Here's a fantastic example of an inspirational video:
Set up a camera and film something real. That's what documentary videos are in a nutshell. Just like documentary films or reality shows on television, the concept is to present some slice of real life in video form—as opposed to writing a script and hiring actors. Nonprofits are again a fine example of the kind of entity that might want to use the documentary format, splicing together footage of a special event.
What might a good documentary video look like? I'm glad you asked:
Some videos exist only to shock people. Sometimes gross, sometimes scary, but always surprising, shock videos definitely have an audience. For some reason that eludes me, there are a lot of viewers who enjoy seeing something completely and jaw-droppingly unexpected. One of the reasons you see this form of video so much is its tendency to go viral. Much like a good humor clip, a lot of people can't help but pass shock videos on to their friends so they can share the same experience.
I had to be very careful in choosing an example for this form of video, but here's an example of what I mean by shock video:
Of course, the real fun—and real online video success—is found by combining some of the above categories together. How about an artistic commercial?
Or an inspirational informational video?

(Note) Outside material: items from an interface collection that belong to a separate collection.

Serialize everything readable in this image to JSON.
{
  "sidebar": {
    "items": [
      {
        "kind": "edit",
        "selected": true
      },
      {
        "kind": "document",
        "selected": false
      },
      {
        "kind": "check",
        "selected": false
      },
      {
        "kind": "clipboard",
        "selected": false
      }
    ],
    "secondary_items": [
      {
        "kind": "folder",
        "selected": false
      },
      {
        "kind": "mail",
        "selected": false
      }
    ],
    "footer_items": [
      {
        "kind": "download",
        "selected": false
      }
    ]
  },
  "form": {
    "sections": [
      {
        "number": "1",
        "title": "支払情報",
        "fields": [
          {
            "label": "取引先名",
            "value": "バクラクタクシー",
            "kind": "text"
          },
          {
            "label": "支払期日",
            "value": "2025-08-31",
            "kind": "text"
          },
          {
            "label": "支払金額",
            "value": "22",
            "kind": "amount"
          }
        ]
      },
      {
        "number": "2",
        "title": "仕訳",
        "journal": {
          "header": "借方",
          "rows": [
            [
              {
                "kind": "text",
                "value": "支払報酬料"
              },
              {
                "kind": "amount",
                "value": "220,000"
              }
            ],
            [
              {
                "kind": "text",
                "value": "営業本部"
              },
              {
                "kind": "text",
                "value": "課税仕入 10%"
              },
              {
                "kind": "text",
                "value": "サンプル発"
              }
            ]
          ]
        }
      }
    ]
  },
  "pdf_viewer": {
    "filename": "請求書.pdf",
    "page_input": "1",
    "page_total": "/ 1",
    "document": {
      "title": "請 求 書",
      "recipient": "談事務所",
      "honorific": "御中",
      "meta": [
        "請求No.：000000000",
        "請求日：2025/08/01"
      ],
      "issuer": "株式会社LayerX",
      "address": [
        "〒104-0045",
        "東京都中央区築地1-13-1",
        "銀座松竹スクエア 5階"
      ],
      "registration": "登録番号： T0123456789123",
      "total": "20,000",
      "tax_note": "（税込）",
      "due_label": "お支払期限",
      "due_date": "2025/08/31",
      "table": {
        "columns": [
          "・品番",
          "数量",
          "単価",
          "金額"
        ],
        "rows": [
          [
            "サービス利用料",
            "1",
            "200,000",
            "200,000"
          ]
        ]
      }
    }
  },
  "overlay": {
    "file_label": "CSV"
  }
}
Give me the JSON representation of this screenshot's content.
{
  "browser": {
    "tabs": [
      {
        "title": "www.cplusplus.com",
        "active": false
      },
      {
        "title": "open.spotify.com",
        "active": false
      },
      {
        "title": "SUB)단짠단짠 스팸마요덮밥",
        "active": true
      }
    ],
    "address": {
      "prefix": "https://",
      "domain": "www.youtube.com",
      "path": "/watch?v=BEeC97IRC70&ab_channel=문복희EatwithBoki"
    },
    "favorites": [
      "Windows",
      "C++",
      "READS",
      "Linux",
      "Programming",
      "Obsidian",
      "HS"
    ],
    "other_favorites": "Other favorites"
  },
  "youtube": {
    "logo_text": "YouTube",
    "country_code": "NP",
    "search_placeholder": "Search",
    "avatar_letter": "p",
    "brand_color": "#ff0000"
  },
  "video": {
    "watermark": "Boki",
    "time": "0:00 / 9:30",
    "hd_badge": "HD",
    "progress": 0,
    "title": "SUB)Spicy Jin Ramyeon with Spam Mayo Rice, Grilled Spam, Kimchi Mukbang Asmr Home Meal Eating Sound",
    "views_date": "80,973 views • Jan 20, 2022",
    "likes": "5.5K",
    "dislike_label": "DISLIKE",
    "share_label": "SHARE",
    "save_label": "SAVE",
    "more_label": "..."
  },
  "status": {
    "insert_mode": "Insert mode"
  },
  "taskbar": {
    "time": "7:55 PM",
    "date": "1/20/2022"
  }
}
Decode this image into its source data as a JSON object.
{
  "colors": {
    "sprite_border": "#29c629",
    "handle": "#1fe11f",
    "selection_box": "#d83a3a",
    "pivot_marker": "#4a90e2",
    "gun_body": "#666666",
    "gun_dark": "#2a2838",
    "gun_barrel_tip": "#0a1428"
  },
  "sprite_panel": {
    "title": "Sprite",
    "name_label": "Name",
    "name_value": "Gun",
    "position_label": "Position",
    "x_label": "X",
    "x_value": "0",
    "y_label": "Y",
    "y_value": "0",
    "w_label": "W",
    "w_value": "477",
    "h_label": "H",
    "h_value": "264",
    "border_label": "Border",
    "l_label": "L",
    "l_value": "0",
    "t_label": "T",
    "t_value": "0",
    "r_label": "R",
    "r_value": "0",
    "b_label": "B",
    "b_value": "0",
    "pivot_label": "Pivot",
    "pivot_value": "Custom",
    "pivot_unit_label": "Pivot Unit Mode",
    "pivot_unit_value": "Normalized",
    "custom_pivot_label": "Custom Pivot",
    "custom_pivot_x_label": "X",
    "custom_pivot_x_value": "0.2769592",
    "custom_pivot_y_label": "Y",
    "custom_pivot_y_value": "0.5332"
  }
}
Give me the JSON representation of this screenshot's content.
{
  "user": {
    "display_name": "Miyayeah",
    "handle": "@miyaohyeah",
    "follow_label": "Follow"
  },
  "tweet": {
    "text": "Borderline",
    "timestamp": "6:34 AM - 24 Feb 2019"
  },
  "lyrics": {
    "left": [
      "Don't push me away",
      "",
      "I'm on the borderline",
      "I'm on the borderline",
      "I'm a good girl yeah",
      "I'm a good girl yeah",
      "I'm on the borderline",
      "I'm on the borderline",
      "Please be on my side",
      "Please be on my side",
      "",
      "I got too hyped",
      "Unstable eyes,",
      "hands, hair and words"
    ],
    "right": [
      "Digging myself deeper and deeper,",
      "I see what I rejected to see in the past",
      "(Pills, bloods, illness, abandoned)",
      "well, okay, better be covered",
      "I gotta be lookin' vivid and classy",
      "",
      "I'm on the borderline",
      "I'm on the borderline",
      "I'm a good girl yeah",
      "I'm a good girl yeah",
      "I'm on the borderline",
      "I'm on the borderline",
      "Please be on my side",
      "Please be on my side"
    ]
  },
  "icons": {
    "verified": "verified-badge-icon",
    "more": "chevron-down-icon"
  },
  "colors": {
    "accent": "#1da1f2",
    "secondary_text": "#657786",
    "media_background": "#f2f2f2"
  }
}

Or a humorous short film performance commercial?
Have I listed every single possible variety of online video? Of course not. This is a fairly subjective thing here. My intent is to get you thinking about how many different angles there are to approach this thing from when you decide to start creating videos. There is no one right kind of online video—in fact there are hundreds of paths you can choose.
I can't tell you which style is the right choice for you, because all of you are different people in different situations. You have to make this decision for yourself or for your business. If you run a funeral home, I would hope you would try and steer clear of humorous videos or shock clips. Likewise, if you're a wacky morning radio show… I would think that humor would win out, as a genre, over informational or inspirational.
At the end of the day, there is no repeatable formula for determining what kind of video will work best for you, but I can give you one solid gold piece of advice: Let it reflect your personality. If you're known to be a prankster, then you might want to look into hidden camera videos. If you're a respected college professor, I'd take the documentary or informational angle. Because everything online is essentially permanent. If the video doesn't reflect your personality it will eventually define your personality. So keep your videos consistent with the rest of who you are.
My hope is just that you'll pause before leaping into production to consider what your goals are, and the various styles that might help you accomplish that goal. The type of video you create will help determine your eventual audience, their engagement with the video, and the conversion of that viewer into a customer or fan. Choose wisely.
Be on the lookout for Part 3: Hire A Professional Or Shoot Your Own Video?